Are you after a new roof for your building, but you don’t know the perfect roof design for you? Worry no more!
This post will cover the top ten types of roof design and their pros and cons.
Let’s get started!
1. Gable Roof
Go for the gable roof if you’re after a traditional-looking house. This roof also works well with all styles, including the modern ones.
- Appealing aesthetic
- Allows more ventilation by adding height to vaulted/attic ceilings
- The best option areas that receive an excellent amount of precipitation
- The slanted angle allows easy removal of snow and water
- The materials may break off because of high winds
2. Hipped Roof
The hipped roof features four slopes of equal length. These four sides meet at the top to form a ridge.
- It’s more stable and much more robust than the gable roofs
- The stable/sloppy design makes it the perfect option for use in high wind areas
- The intricate design makes it hard to build this roof
3. The Flat Roof
The flat roof features slight pitches to get rid of the water. It’s the most preferred roof design for commercial/industrial buildings.
- It’s easy to build
- An affordable roofing option
- It makes it easy to install solar panels
- It offers additional living room on the roof for a garden, patio, or partial enclose
- It’s more susceptible to leakages because of the low pitch
4. Dormer Roof
A dormer is a sub-division of a building roof structure. This roofed structure protrudes vertically up from the roof’s plane.
- Increased property curb appeal
- Provide natural light in upstairs spaces and attics spaces
- Increased airflow
- Creates additional space
- Expensive to install
5. Curved Roof
When building the curved roof, you bend the metal to produce various shapes, such as a cloud, simple curve, arch, or shell.
- Create a unique and clean look because of the roof’s unique, irregular shapes
- Avoids height limitations by curving
- It’s expensive to install compared to the traditional roofing system
6. Butterfly Roof
The buttery roof features a V shape design similar to the butterfly’s open wings.
- Room for high windows, hence allowing large amounts of light to come in
- Enough space and great lighting for solar panels
- The design’s complexity comes at a high price
7. Bonnet Roof

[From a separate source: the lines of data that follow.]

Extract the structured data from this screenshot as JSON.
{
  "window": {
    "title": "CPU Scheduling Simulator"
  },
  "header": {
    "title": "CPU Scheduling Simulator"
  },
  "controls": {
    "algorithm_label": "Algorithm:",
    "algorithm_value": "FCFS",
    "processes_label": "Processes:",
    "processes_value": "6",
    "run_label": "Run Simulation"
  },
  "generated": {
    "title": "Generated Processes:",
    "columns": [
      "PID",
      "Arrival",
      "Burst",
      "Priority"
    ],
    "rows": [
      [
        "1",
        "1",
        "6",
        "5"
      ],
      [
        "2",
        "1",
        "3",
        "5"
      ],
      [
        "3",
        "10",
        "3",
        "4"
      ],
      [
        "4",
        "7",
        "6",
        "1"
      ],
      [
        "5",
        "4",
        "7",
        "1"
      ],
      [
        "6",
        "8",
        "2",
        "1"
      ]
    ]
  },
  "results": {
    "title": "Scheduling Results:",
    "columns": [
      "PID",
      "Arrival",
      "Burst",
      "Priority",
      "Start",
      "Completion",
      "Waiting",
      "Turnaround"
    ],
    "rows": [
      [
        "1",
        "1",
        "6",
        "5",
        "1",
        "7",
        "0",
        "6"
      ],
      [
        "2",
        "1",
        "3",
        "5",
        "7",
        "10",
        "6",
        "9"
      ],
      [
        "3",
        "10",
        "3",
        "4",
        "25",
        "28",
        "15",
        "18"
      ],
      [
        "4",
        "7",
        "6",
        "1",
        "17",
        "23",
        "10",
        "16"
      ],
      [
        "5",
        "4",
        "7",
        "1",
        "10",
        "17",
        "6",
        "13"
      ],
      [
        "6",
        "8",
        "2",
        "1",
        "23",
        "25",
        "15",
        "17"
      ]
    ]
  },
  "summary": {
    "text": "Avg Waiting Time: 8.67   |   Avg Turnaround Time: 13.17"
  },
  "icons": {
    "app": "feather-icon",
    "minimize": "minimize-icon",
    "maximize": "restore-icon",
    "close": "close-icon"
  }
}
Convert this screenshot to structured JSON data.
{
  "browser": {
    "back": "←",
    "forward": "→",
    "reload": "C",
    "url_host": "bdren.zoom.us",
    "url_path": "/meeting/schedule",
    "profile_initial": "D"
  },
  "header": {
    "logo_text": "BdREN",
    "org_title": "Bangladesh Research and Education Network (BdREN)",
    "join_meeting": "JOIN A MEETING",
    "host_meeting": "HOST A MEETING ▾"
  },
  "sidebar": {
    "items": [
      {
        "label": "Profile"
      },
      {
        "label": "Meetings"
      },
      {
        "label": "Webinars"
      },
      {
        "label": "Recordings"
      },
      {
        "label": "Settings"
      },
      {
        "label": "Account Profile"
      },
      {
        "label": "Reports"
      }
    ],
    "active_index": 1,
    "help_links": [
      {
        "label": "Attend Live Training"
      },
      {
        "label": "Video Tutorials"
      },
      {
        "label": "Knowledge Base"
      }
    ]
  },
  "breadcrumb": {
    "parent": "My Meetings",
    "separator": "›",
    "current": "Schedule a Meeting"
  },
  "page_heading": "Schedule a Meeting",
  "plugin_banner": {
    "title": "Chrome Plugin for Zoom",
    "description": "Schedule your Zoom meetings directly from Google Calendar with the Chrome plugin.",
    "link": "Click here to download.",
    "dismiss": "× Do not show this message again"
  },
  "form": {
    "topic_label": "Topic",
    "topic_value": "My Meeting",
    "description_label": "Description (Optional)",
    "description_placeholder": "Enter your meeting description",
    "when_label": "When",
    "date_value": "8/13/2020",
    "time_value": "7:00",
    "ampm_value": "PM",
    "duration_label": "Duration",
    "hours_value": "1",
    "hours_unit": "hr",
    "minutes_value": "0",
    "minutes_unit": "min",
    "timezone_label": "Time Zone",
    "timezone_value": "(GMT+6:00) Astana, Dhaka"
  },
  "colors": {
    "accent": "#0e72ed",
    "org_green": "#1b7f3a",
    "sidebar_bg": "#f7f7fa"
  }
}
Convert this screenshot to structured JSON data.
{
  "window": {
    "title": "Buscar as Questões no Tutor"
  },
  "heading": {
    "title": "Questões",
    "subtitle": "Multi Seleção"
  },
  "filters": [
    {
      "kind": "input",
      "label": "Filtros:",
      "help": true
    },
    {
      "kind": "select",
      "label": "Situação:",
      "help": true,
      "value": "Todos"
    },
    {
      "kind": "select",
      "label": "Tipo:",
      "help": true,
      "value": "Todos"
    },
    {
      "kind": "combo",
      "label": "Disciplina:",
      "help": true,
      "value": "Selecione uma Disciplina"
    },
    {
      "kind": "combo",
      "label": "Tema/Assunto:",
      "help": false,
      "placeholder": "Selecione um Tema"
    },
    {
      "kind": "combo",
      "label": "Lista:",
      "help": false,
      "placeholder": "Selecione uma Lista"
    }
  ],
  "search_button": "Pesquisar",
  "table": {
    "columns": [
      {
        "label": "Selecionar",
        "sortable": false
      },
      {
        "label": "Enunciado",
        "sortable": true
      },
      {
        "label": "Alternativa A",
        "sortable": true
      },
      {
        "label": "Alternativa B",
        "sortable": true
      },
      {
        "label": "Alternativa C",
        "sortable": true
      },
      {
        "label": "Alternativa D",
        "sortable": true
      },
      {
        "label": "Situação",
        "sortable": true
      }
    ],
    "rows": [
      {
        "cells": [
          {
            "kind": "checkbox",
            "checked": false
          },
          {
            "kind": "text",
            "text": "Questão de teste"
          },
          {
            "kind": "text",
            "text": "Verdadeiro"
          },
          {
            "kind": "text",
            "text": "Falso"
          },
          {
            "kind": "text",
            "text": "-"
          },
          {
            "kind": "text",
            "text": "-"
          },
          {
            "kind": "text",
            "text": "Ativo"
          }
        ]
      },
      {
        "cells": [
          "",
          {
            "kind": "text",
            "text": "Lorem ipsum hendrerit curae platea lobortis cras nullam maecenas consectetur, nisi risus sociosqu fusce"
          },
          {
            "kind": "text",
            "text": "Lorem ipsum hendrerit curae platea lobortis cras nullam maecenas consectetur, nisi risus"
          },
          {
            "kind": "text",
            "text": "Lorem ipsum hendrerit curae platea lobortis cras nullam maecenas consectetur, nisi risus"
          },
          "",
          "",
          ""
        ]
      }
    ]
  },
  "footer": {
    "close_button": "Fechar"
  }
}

The bonnet roof refers to a double sloped roof whose lower slope is at a lesser angle (when compared with the higher slope). It’s the perfect option for buildings with large open porch areas.
- Excellent design option for water run-off
- Creation of dormers
- Spacious attic
- Water can accumulate the valleys and cause leakages/damages
- Complex construction
8. Gambrel Roof
The gambrel roof features two different slopes, as for the case of bonnet and mansard roofs. They are the most used for farm barns, farmhouses, Georgian houses, and Dutch Colonial houses.
- Reasonably priced
- Easy to access attic space
- Need maintenance from time to time
9. Mansard Roof
The mansard roof features four slopes, with the lower slope featuring a higher steep than the upper one.
- It allows future renovations
- Feature attic space
- It can be costly to build
- It’s challenging to build this roof
10. Pyramid Roof
The pyramid roof features four symmetrical sloping sides.
- It allows future renovations
- Simple construction
- Wind resistant
- It’s not a funky design option
Finally, depending on the roof design you go for, you may be required to consider the cost for extra construction and the regional weather conditions. Also, consider the roof slope and the geographic area relation to the wind patterns and ocean.
In case you need any assistance feel free to contact us!